Skills-based hiring involves interviewing and assessing candidates with a high priority on skills rather than education and work experience. Skills-based practices enable companies to attract a broader pool of talent better suited to the position in the long-term. It gives access to non-traditional candidates or people without typical credentials but who possess the transferable skills required for the role. Other large companies such as Boeing, Walmart, and IBM are exploring skills-based practices by removing specific educational requirements such as university or college degrees from certain jobs. In some instances, companies using AI-based skills platforms for hiring have more than tripled their entire candidate pipeline.

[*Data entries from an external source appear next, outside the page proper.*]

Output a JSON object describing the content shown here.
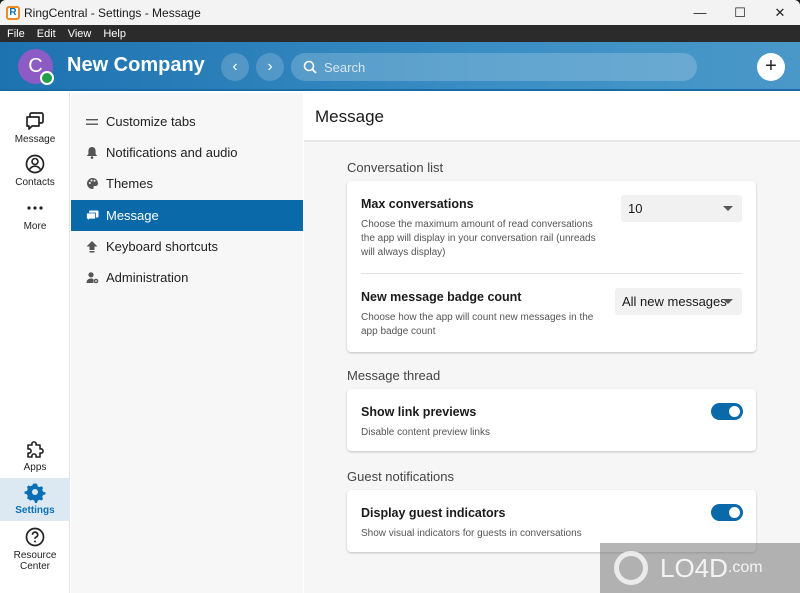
{
  "window": {
    "title": "RingCentral - Settings - Message",
    "logo_letter": "R",
    "controls": {
      "minimize": "—",
      "maximize": "☐",
      "close": "✕"
    }
  },
  "menu": [
    "File",
    "Edit",
    "View",
    "Help"
  ],
  "header": {
    "avatar_letter": "C",
    "company": "New Company",
    "back": "‹",
    "forward": "›",
    "search_placeholder": "Search",
    "add": "+"
  },
  "rail": {
    "top": [
      {
        "label": "Message",
        "icon": "message-icon"
      },
      {
        "label": "Contacts",
        "icon": "contacts-icon"
      },
      {
        "label": "More",
        "icon": "more-icon"
      }
    ],
    "bottom": [
      {
        "label": "Apps",
        "icon": "apps-icon"
      },
      {
        "label": "Settings",
        "icon": "settings-icon",
        "active": true
      },
      {
        "label": "Resource Center",
        "label_line1": "Resource",
        "label_line2": "Center",
        "icon": "help-icon"
      }
    ]
  },
  "settings_nav": [
    {
      "label": "Customize tabs",
      "icon": "customize-icon"
    },
    {
      "label": "Notifications and audio",
      "icon": "bell-icon"
    },
    {
      "label": "Themes",
      "icon": "palette-icon"
    },
    {
      "label": "Message",
      "icon": "message-icon",
      "active": true
    },
    {
      "label": "Keyboard shortcuts",
      "icon": "keyboard-icon"
    },
    {
      "label": "Administration",
      "icon": "admin-icon"
    }
  ],
  "content": {
    "title": "Message",
    "sections": [
      {
        "label": "Conversation list",
        "rows": [
          {
            "title": "Max conversations",
            "desc": "Choose the maximum amount of read conversations the app will display in your conversation rail (unreads will always display)",
            "control": "select",
            "value": "10"
          },
          {
            "title": "New message badge count",
            "desc": "Choose how the app will count new messages in the app badge count",
            "control": "select",
            "value": "All new messages"
          }
        ]
      },
      {
        "label": "Message thread",
        "rows": [
          {
            "title": "Show link previews",
            "desc": "Disable content preview links",
            "control": "toggle",
            "value": true
          }
        ]
      },
      {
        "label": "Guest notifications",
        "rows": [
          {
            "title": "Display guest indicators",
            "desc": "Show visual indicators for guests in conversations",
            "control": "toggle",
            "value": true
          }
        ]
      }
    ]
  },
  "watermark": {
    "main": "LO4D",
    "suffix": ".com"
  },
  "colors": {
    "accent": "#0a6aa9",
    "header": "#1d72b0",
    "avatar": "#8d5bc4",
    "presence": "#22a04b"
  }
}
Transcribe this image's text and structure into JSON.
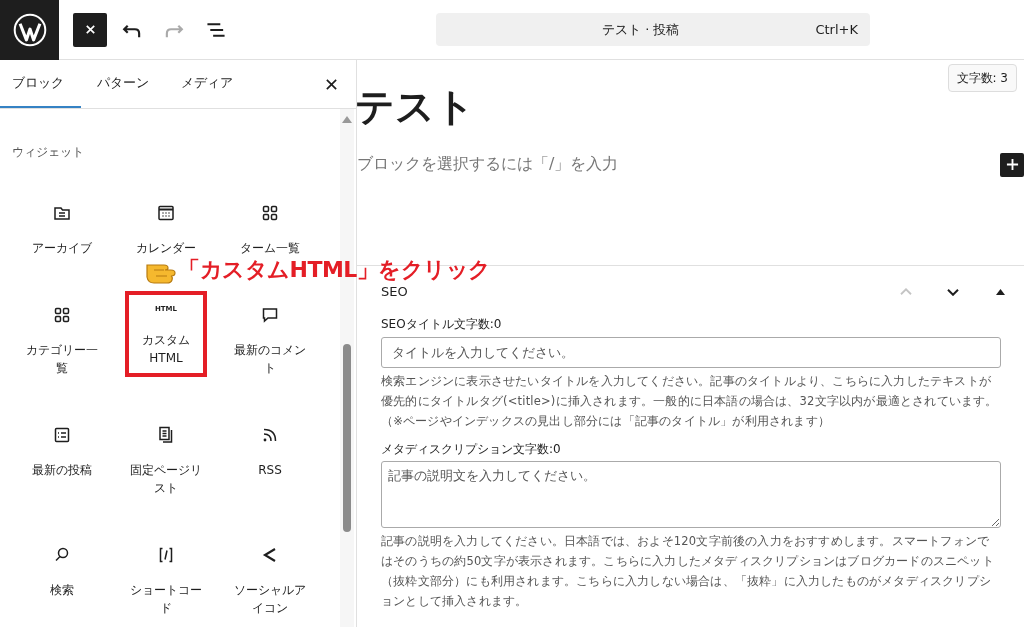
{
  "toolbar": {
    "buttons": [
      {
        "kind": "close",
        "active": true,
        "disabled": false
      },
      {
        "kind": "undo",
        "active": false,
        "disabled": false
      },
      {
        "kind": "redo",
        "active": false,
        "disabled": true
      },
      {
        "kind": "list_view",
        "active": false,
        "disabled": false
      }
    ]
  },
  "command_bar": {
    "title": "テスト · 投稿",
    "shortcut": "Ctrl+K"
  },
  "inserter": {
    "tabs": [
      {
        "label": "ブロック",
        "selected": true
      },
      {
        "label": "パターン",
        "selected": false
      },
      {
        "label": "メディア",
        "selected": false
      }
    ],
    "category": "ウィジェット",
    "blocks": [
      {
        "kind": "archive",
        "label": "アーカイブ",
        "highlighted": false
      },
      {
        "kind": "calendar",
        "label": "カレンダー",
        "highlighted": false
      },
      {
        "kind": "grid",
        "label": "ターム一覧",
        "highlighted": false
      },
      {
        "kind": "grid",
        "label": "カテゴリー一覧",
        "highlighted": false
      },
      {
        "kind": "html",
        "label": "カスタム HTML",
        "icon_text": "HTML",
        "highlighted": true
      },
      {
        "kind": "comment",
        "label": "最新のコメント",
        "highlighted": false
      },
      {
        "kind": "list",
        "label": "最新の投稿",
        "highlighted": false
      },
      {
        "kind": "pages",
        "label": "固定ページリスト",
        "highlighted": false
      },
      {
        "kind": "rss",
        "label": "RSS",
        "highlighted": false
      },
      {
        "kind": "search",
        "label": "検索",
        "highlighted": false
      },
      {
        "kind": "shortcode",
        "label": "ショートコード",
        "highlighted": false
      },
      {
        "kind": "share",
        "label": "ソーシャルアイコン",
        "highlighted": false
      }
    ]
  },
  "annotation": {
    "text": "「カスタムHTML」をクリック"
  },
  "editor": {
    "word_count": "文字数: 3",
    "title": "テスト",
    "placeholder": "ブロックを選択するには「/」を入力"
  },
  "seo_panel": {
    "title": "SEO",
    "controls": [
      {
        "kind": "up",
        "disabled": true
      },
      {
        "kind": "down",
        "disabled": false
      },
      {
        "kind": "toggle",
        "disabled": false
      }
    ],
    "fields": [
      {
        "kind": "input",
        "label": "SEOタイトル文字数:0",
        "placeholder": "タイトルを入力してください。",
        "help": "検索エンジンに表示させたいタイトルを入力してください。記事のタイトルより、こちらに入力したテキストが優先的にタイトルタグ(<title>)に挿入されます。一般的に日本語の場合は、32文字以内が最適とされています。（※ページやインデックスの見出し部分には「記事のタイトル」が利用されます）"
      },
      {
        "kind": "textarea",
        "label": "メタディスクリプション文字数:0",
        "placeholder": "記事の説明文を入力してください。",
        "help": "記事の説明を入力してください。日本語では、およそ120文字前後の入力をおすすめします。スマートフォンではそのうちの約50文字が表示されます。こちらに入力したメタディスクリプションはブログカードのスニペット（抜粋文部分）にも利用されます。こちらに入力しない場合は、「抜粋」に入力したものがメタディスクリプションとして挿入されます。"
      }
    ]
  }
}
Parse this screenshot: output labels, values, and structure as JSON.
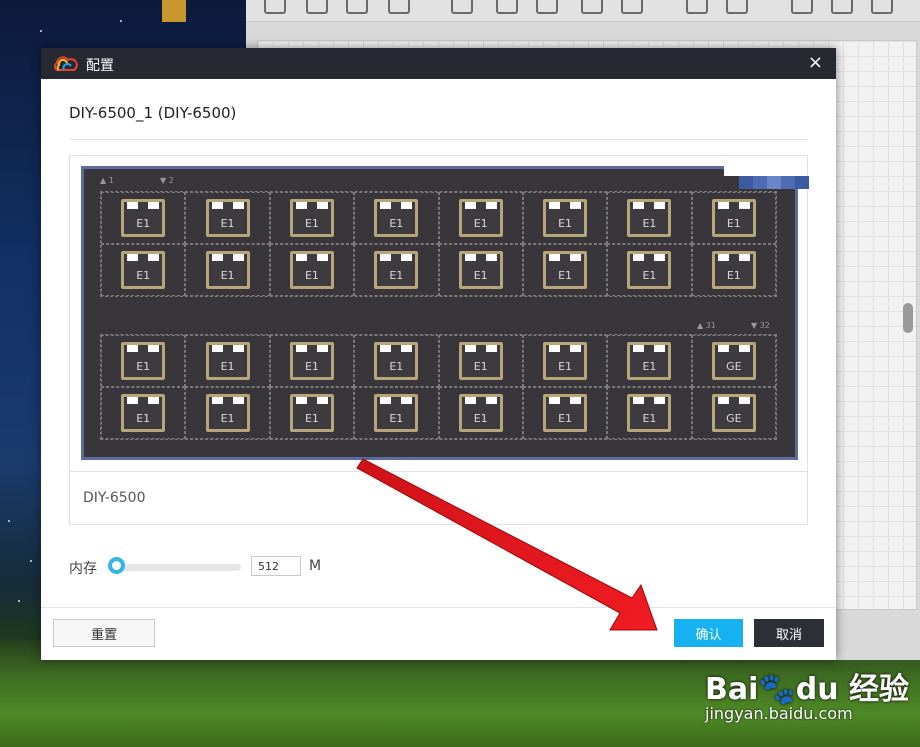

Successful skills-based hiring requires the development of robust skills assessment methodologies such as competency interviewing or behavioural interviewing frameworks, pre-screening assessments including work samples, assessment centres or online assessment. To move to skills-based hiring, talent acquisition teams require a significant shift in approach. They need to let go of learnt biases in assessing CVs, work experience or internal performance measures and increase the focus on evaluating transferrable skills.
Growing the Talent: Learning and Development
Putting people at the centre of learning and leadership development design is key for success. Learning needs can be pinpointed by assessing actual skills versus the skills needed according to the skills taxonomy. Well-crafted learning and leadership programs lead to increased internal mobility, enable access to new career pathways and increase talent retention. As a consequence, targeted learning can exploit an untapped opportunity for internal skills-based career progression.
Nurturing and Retaining the Talent: Skills-Based Career Pathways
Organisations can develop internal career roadmaps that show employees the skills and steps required for promotion regardless of educational qualification. From an employee perspective, it’s about building a great careers, with less limitation and with the right mind-set you can achieve your career ambitions whatever your background, characteristics or level of education. The advantage of skills-based career progression also is that the skills taxonomy and rigorous assessment tools enable the employer to proactively identify the person’s skills gaps and provide programs to facilitate that progression. In turn, this boosts internal mobility and employee retention. 48% of companies believe that improving talent progression and promotion processes is the most promising way of increasing talent available to their organisation. Respondents put talent progression ahead of offering higher wages and effective reskilling and upskilling.
Obstacles to a Skills-Based Approach
Shifting to skills-based practices takes organisational commitment, from a whole host of teams and functions that need to prioritise, align and work together to achieve. Developing the skills taxonomy, and being clear on your priorities e.g. short supply roles could help determine which roles could produce better results under a skills-based approach. However building confidence in the skills validation methodology requires an elevated level of internal capability. Implementing the skills-based practices, educating, communicating, and driving change requires resources. In an ideal world, each organisation would have an integrated technology platform to house the skills taxonomy and track employee skills, assessments, talent management plans, learning data and career pathways in a way that aligns with business objectives and succession plans.
Adoption of this new generation of skills-based practices is still evolving and companies that focus on solving problems, project-by-project, are experiencing success. With AI tools being utilised to enable, track and measure these initiatives, it will be exciting to watch as proof of concept is revealed in the data over the next few years.